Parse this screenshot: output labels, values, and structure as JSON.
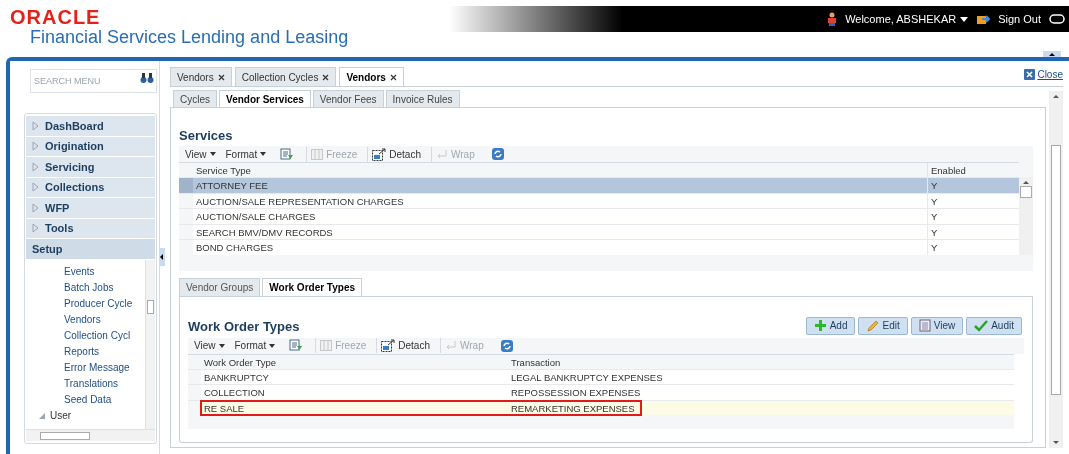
{
  "header": {
    "brand": "ORACLE",
    "product": "Financial Services Lending and Leasing",
    "welcome": "Welcome, ABSHEKAR",
    "sign_out": "Sign Out"
  },
  "search": {
    "placeholder": "SEARCH MENU"
  },
  "menu": [
    {
      "label": "DashBoard",
      "selected": false
    },
    {
      "label": "Origination",
      "selected": false
    },
    {
      "label": "Servicing",
      "selected": false
    },
    {
      "label": "Collections",
      "selected": false
    },
    {
      "label": "WFP",
      "selected": false
    },
    {
      "label": "Tools",
      "selected": false
    },
    {
      "label": "Setup",
      "selected": true
    }
  ],
  "submenu": [
    {
      "label": "Events"
    },
    {
      "label": "Batch Jobs"
    },
    {
      "label": "Producer Cycle"
    },
    {
      "label": "Vendors"
    },
    {
      "label": "Collection Cycl"
    },
    {
      "label": "Reports"
    },
    {
      "label": "Error Message"
    },
    {
      "label": "Translations"
    },
    {
      "label": "Seed Data"
    },
    {
      "label": "User",
      "expanded": true,
      "kind": "folder"
    }
  ],
  "tabs": [
    {
      "label": "Vendors",
      "selected": false
    },
    {
      "label": "Collection Cycles",
      "selected": false
    },
    {
      "label": "Vendors",
      "selected": true
    }
  ],
  "close": "Close",
  "subtabs": [
    {
      "label": "Cycles",
      "selected": false
    },
    {
      "label": "Vendor Services",
      "selected": true
    },
    {
      "label": "Vendor Fees",
      "selected": false
    },
    {
      "label": "Invoice Rules",
      "selected": false
    }
  ],
  "services": {
    "title": "Services",
    "toolbar": [
      {
        "label": "View",
        "kind": "menu"
      },
      {
        "label": "Format",
        "kind": "menu"
      },
      {
        "kind": "filter"
      },
      {
        "label": "Freeze",
        "kind": "freeze",
        "disabled": true
      },
      {
        "label": "Detach",
        "kind": "detach",
        "disabled": false
      },
      {
        "label": "Wrap",
        "kind": "wrap",
        "disabled": true
      },
      {
        "kind": "refresh"
      }
    ],
    "columns": [
      "Service Type",
      "Enabled"
    ],
    "rows": [
      {
        "cells": [
          "ATTORNEY FEE",
          "Y"
        ],
        "selected": true
      },
      {
        "cells": [
          "AUCTION/SALE REPRESENTATION CHARGES",
          "Y"
        ],
        "selected": false
      },
      {
        "cells": [
          "AUCTION/SALE CHARGES",
          "Y"
        ],
        "selected": false
      },
      {
        "cells": [
          "SEARCH BMV/DMV RECORDS",
          "Y"
        ],
        "selected": false
      },
      {
        "cells": [
          "BOND CHARGES",
          "Y"
        ],
        "selected": false
      }
    ]
  },
  "lower_tabs": [
    {
      "label": "Vendor Groups",
      "selected": false
    },
    {
      "label": "Work Order Types",
      "selected": true
    }
  ],
  "work_order_types": {
    "title": "Work Order Types",
    "actions": [
      {
        "label": "Add",
        "kind": "add"
      },
      {
        "label": "Edit",
        "kind": "edit"
      },
      {
        "label": "View",
        "kind": "view"
      },
      {
        "label": "Audit",
        "kind": "audit"
      }
    ],
    "toolbar": [
      {
        "label": "View",
        "kind": "menu"
      },
      {
        "label": "Format",
        "kind": "menu"
      },
      {
        "kind": "filter"
      },
      {
        "label": "Freeze",
        "kind": "freeze",
        "disabled": true
      },
      {
        "label": "Detach",
        "kind": "detach",
        "disabled": false
      },
      {
        "label": "Wrap",
        "kind": "wrap",
        "disabled": true
      },
      {
        "kind": "refresh"
      }
    ],
    "columns": [
      "Work Order Type",
      "Transaction"
    ],
    "rows": [
      {
        "cells": [
          "BANKRUPTCY",
          "LEGAL BANKRUPTCY EXPENSES"
        ],
        "selected": false,
        "highlighted": false
      },
      {
        "cells": [
          "COLLECTION",
          "REPOSSESSION EXPENSES"
        ],
        "selected": false,
        "highlighted": false
      },
      {
        "cells": [
          "RE SALE",
          "REMARKETING EXPENSES"
        ],
        "selected": true,
        "highlighted": true
      }
    ]
  }
}
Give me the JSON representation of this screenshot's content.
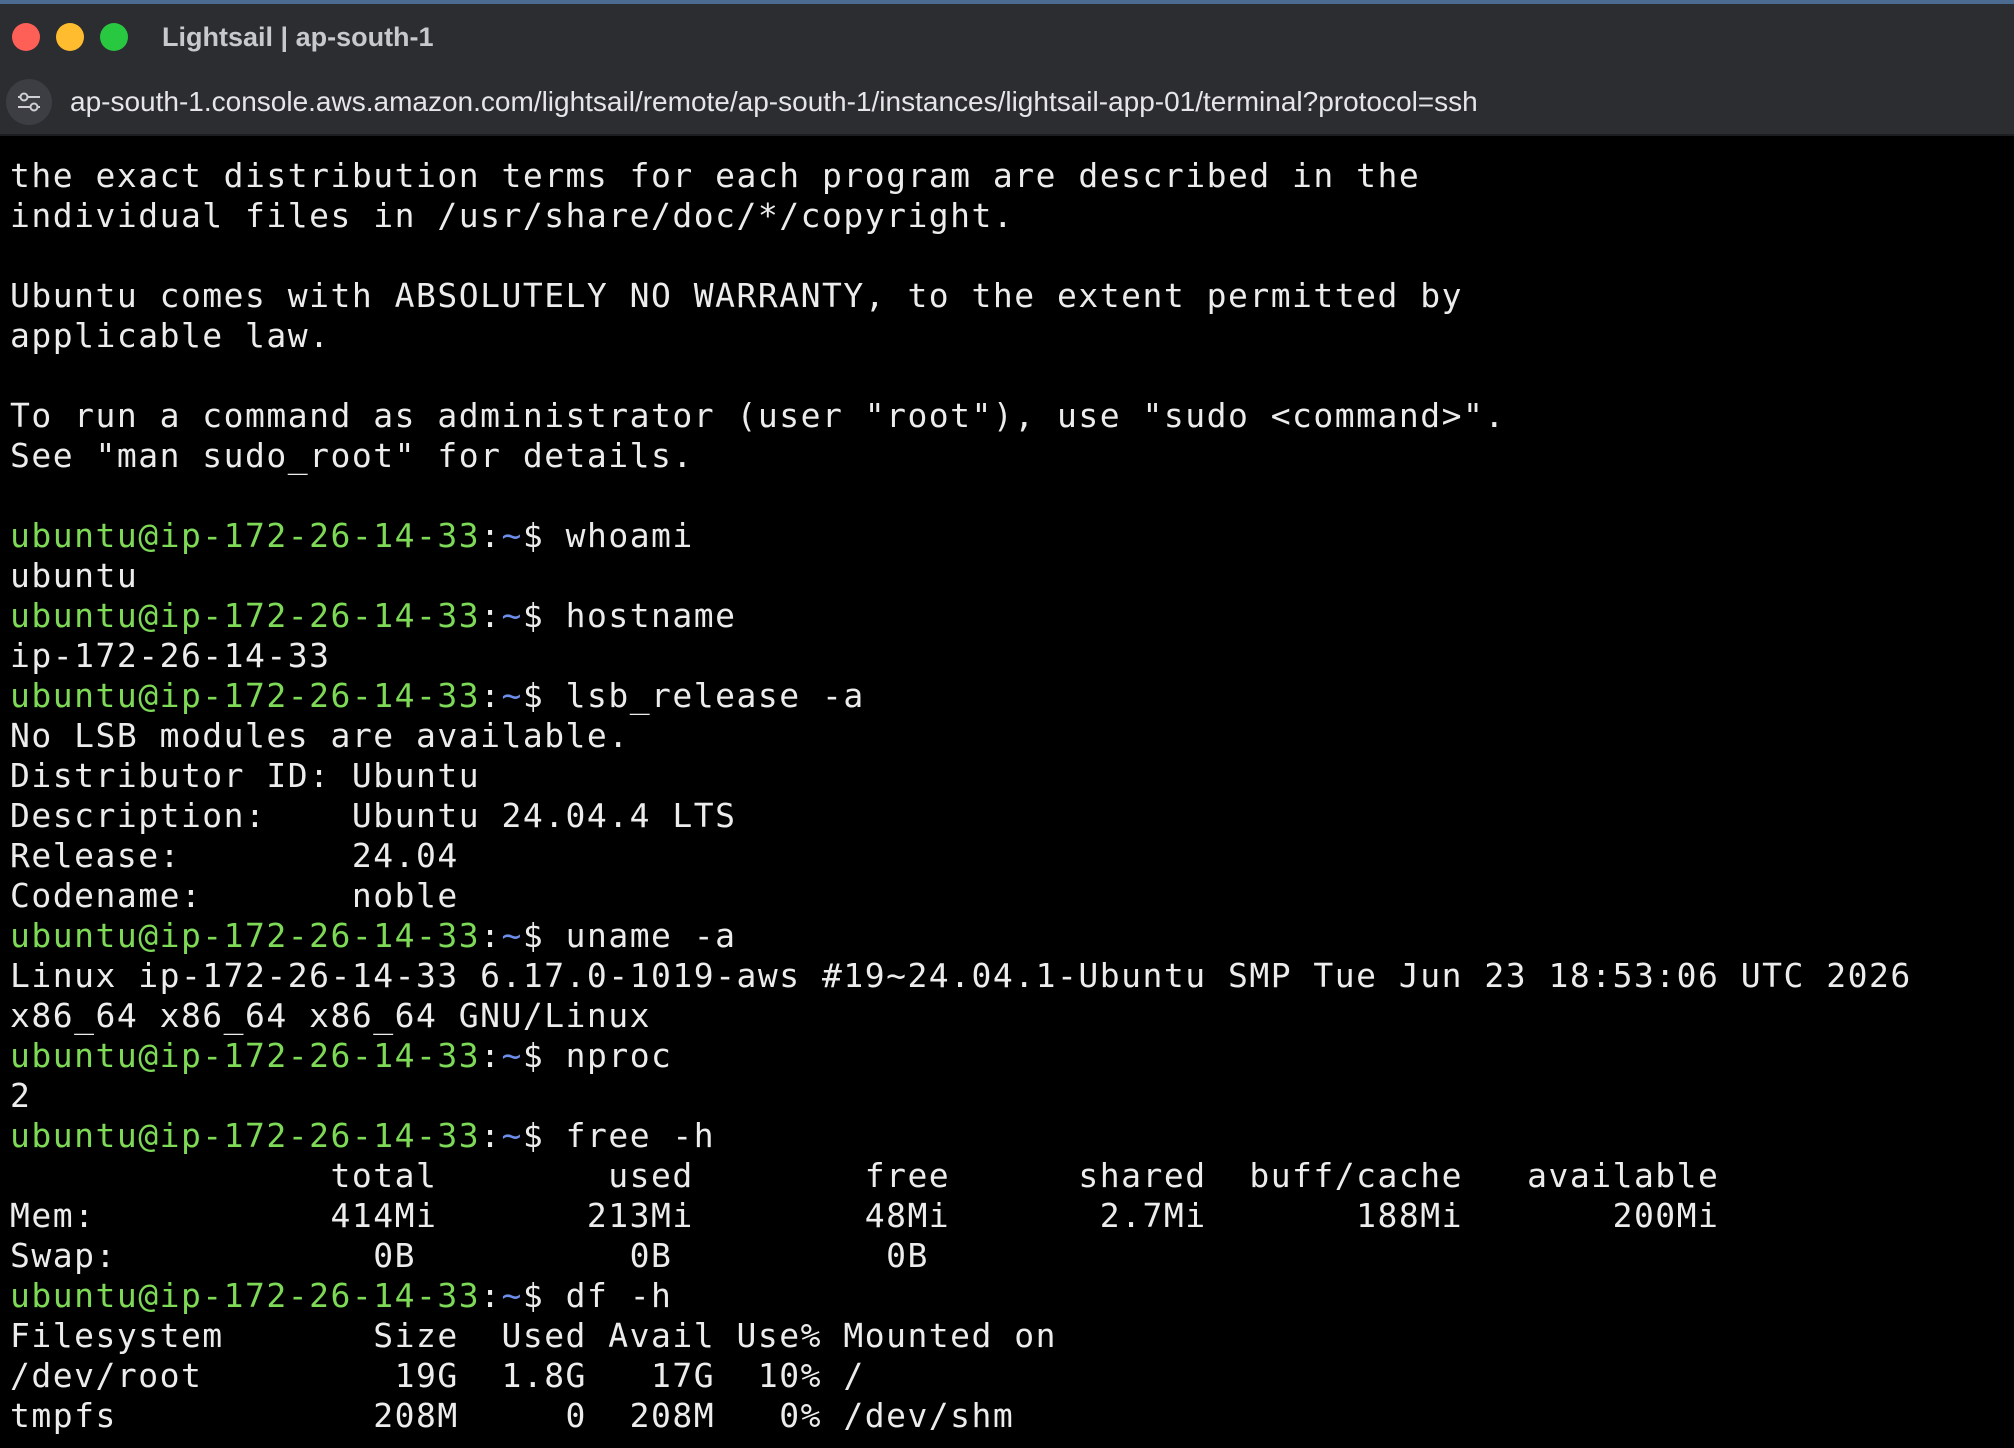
{
  "window": {
    "title": "Lightsail | ap-south-1"
  },
  "address_bar": {
    "url": "ap-south-1.console.aws.amazon.com/lightsail/remote/ap-south-1/instances/lightsail-app-01/terminal?protocol=ssh",
    "site_icon": "tune-icon"
  },
  "colors": {
    "prompt_user": "#7ed957",
    "prompt_path": "#6c8de8",
    "text": "#ececec",
    "background": "#000000"
  },
  "terminal": {
    "prompt": {
      "user_host": "ubuntu@ip-172-26-14-33",
      "separator": ":",
      "path": "~",
      "symbol": "$"
    },
    "lines": [
      {
        "type": "out",
        "text": "the exact distribution terms for each program are described in the"
      },
      {
        "type": "out",
        "text": "individual files in /usr/share/doc/*/copyright."
      },
      {
        "type": "out",
        "text": ""
      },
      {
        "type": "out",
        "text": "Ubuntu comes with ABSOLUTELY NO WARRANTY, to the extent permitted by"
      },
      {
        "type": "out",
        "text": "applicable law."
      },
      {
        "type": "out",
        "text": ""
      },
      {
        "type": "out",
        "text": "To run a command as administrator (user \"root\"), use \"sudo <command>\"."
      },
      {
        "type": "out",
        "text": "See \"man sudo_root\" for details."
      },
      {
        "type": "out",
        "text": ""
      },
      {
        "type": "cmd",
        "text": " whoami"
      },
      {
        "type": "out",
        "text": "ubuntu"
      },
      {
        "type": "cmd",
        "text": " hostname"
      },
      {
        "type": "out",
        "text": "ip-172-26-14-33"
      },
      {
        "type": "cmd",
        "text": " lsb_release -a"
      },
      {
        "type": "out",
        "text": "No LSB modules are available."
      },
      {
        "type": "out",
        "text": "Distributor ID: Ubuntu"
      },
      {
        "type": "out",
        "text": "Description:    Ubuntu 24.04.4 LTS"
      },
      {
        "type": "out",
        "text": "Release:        24.04"
      },
      {
        "type": "out",
        "text": "Codename:       noble"
      },
      {
        "type": "cmd",
        "text": " uname -a"
      },
      {
        "type": "out",
        "text": "Linux ip-172-26-14-33 6.17.0-1019-aws #19~24.04.1-Ubuntu SMP Tue Jun 23 18:53:06 UTC 2026"
      },
      {
        "type": "out",
        "text": "x86_64 x86_64 x86_64 GNU/Linux"
      },
      {
        "type": "cmd",
        "text": " nproc"
      },
      {
        "type": "out",
        "text": "2"
      },
      {
        "type": "cmd",
        "text": " free -h"
      },
      {
        "type": "out",
        "text": "               total        used        free      shared  buff/cache   available"
      },
      {
        "type": "out",
        "text": "Mem:           414Mi       213Mi        48Mi       2.7Mi       188Mi       200Mi"
      },
      {
        "type": "out",
        "text": "Swap:            0B          0B          0B"
      },
      {
        "type": "cmd",
        "text": " df -h"
      },
      {
        "type": "out",
        "text": "Filesystem       Size  Used Avail Use% Mounted on"
      },
      {
        "type": "out",
        "text": "/dev/root         19G  1.8G   17G  10% /"
      },
      {
        "type": "out",
        "text": "tmpfs            208M     0  208M   0% /dev/shm"
      }
    ]
  }
}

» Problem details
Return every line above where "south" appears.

» Your solution
    "title": "Lightsail | ap-south-1"
    "url": "ap-south-1.console.aws.amazon.com/lightsail/remote/ap-south-1/instances/lightsail-app-01/terminal?protocol=ssh",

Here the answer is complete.